As it always to be expected when the news is good, the fundraising previews for both Democrat Wendy Davis and Republican Greg Abbott were out last night, which is a day early. The news on both sides was, indeed, good.
Abbott’s no slouch in the fundraising department. No doubt he has a lot of cash – significantly more in the bank than Davis does, in fact.
But the real news is on Wendy Davis’ side: Not only did she slightly out-fundraise Abbott during the reporting period ($12.2 million for Davis vs. $11.5 for Abbott), but she raised it from almost 72,000 individual donors. That donor number is at a level I cannot even comprehend, and is very good news for the Davis effort. She’ll be able to return time after time to those small dollar donors and they’ll keep giving – which is something one cannot often say about the mega-donors.
But the proverbial ink hadn’t dried on the announcement tweets about all this, before the Republicans began howling about Davis’ “fuzzy math.” Their claim is that since $3.5 million of Davis’ fundraising went into something called the “Texas Victory Committee, Inc.,” that she shouldn’t have counted it toward her fundraising.
The Texas Victory Committee is an account set up by the Davis Campaign to raise money into, the expenditures of which will eventually be shared between the Davis campaign itself, and a coordinated effort for Democrats, presumably led by Battleground Texas. (Battleground Texas, incidentally, reported raising an additional $1.8 million in contributions on their own, which the Davis Campaign did not count toward their own fundraising totals)
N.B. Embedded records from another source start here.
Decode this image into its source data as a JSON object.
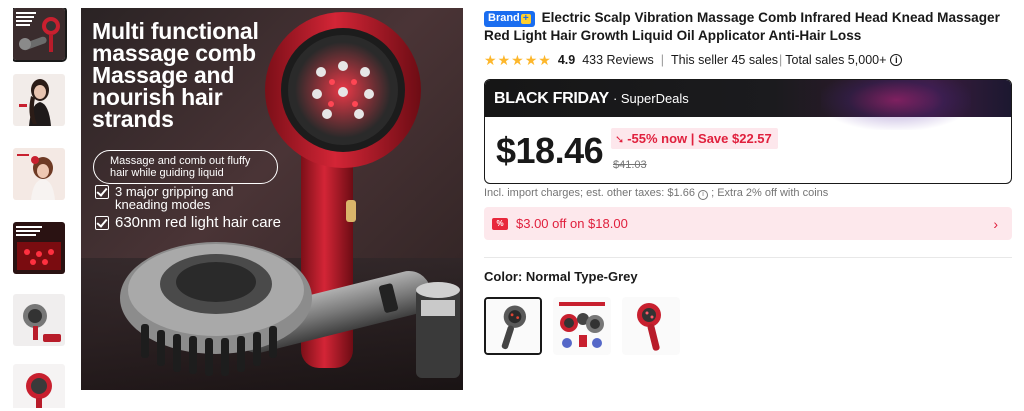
{
  "gallery": {
    "thumbnails": [
      {
        "name": "thumb-1",
        "label": "Multi functional massage comb cover"
      },
      {
        "name": "thumb-2",
        "label": "Model using comb"
      },
      {
        "name": "thumb-3",
        "label": "Model scalp massage"
      },
      {
        "name": "thumb-4",
        "label": "Red light close-up"
      },
      {
        "name": "thumb-5",
        "label": "Comb on stand"
      },
      {
        "name": "thumb-6",
        "label": "Comb detail"
      }
    ],
    "hero": {
      "title_lines": [
        "Multi functional",
        "massage comb",
        "Massage and",
        "nourish hair",
        "strands"
      ],
      "pill": "Massage and comb out fluffy hair while guiding liquid",
      "features": [
        "3 major gripping and kneading modes",
        "630nm red light hair care"
      ]
    }
  },
  "product": {
    "brand_badge": "Brand",
    "brand_plus": "+",
    "title": "Electric Scalp Vibration Massage Comb Infrared Head Knead Massager Red Light Hair Growth Liquid Oil Applicator Anti-Hair Loss",
    "rating": 4.9,
    "rating_text": "4.9",
    "stars": 5,
    "reviews": "433 Reviews",
    "seller_sales": "This seller 45 sales",
    "total_sales": "Total sales 5,000+",
    "info_icon": "i"
  },
  "deal": {
    "event": "BLACK FRIDAY",
    "program": "· SuperDeals",
    "price": "$18.46",
    "discount": "-55% now | Save $22.57",
    "discount_arrow": "➘",
    "original_price": "$41.03"
  },
  "tax_note": "Incl. import charges; est. other taxes: $1.66",
  "tax_icon": "i",
  "tax_extra": "; Extra 2% off with coins",
  "coupon": {
    "icon_text": "%",
    "text": "$3.00 off on $18.00",
    "chevron": "›"
  },
  "color": {
    "label": "Color:",
    "value": "Normal Type-Grey",
    "options": [
      "Normal Type-Grey",
      "Red light set",
      "Normal Type-Red"
    ],
    "selected_index": 0
  },
  "colors": {
    "accent_red": "#e0203d",
    "brand_blue": "#1a6df0",
    "star": "#fdb72c",
    "coupon_bg": "#fde8ec"
  }
}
Here’s why the Republican claims of “fuzzy math” are dead wrong:
Wendy Davis’ campaign raised the entirety of the money going into the Victory Committee. That’s a financial structure they chose from the start, in part to track the funding of coordinated efforts. She was the draw at the events raising the money – people put money in the till to see Davis. To get an idea of how this works, and to demonstrate the extent to which Davis’ efforts are absolutely central to Victory Committee fundraising, take a look at a typical invitation — from Wendy Davis — to a Victory Fund event:
The typical way campaigns have historically funded coordinated efforts is to raise the money into their own campaign, then write a check out of their campaign down the road to the coordinated campaign. The Davis campaign is instead raising money for these and other purposes into a separate entity from the start.
Republicans would have you believe that it’s disingenuous for Wendy Davis to count money from a coordinated campaign as her own fundraising. But they’re the ones being disingenuous, because Victory Fund money isn’t going from a coordinated campaign to Wendy Davis – rather it’s money from Wendy Davis to a coordinated campaign.
So to review the Republicans’ claim: it’s dishonest for Wendy Davis to claim money Wendy Davis raised, and which will ultimately go toward electing Wendy Davis, as part of Wendy Davis’ fundraising totals. Tell me again who’s using the fuzzy math? It makes me dizzy.
If Greg Abbott’s team doesn’t want Wendy Davis to claim as part of her fundraising totals that money which she is contributing to a coordinated effort, then Greg Abbott should subtract from his totals whatever amount he anticipates he will eventually contribute to the Republican coordinated effort. If, in the alternative, he is raising money directly into his coordinated effort, as Davis has done, he should have counted it as part of his total – assuming he hasn’t co-mingled that money with that of other Republican candidates who are also contributing to the Republican effort.
The punchline to all this is that the Republicans didn’t need to obscure reality on this – the fact remains that Abbott still has a hefty financial advantage on Davis – the man has more than $20 million in the bank. They should have been crowing about that, instead of confusing people, based solely on the financial structure the Davis’ campaign chose to raise money into.
And no matter what the Republicans complain about, Davis’ fundraising totals erase the one remaining doubt that the race for Governor will, indeed, be a real one.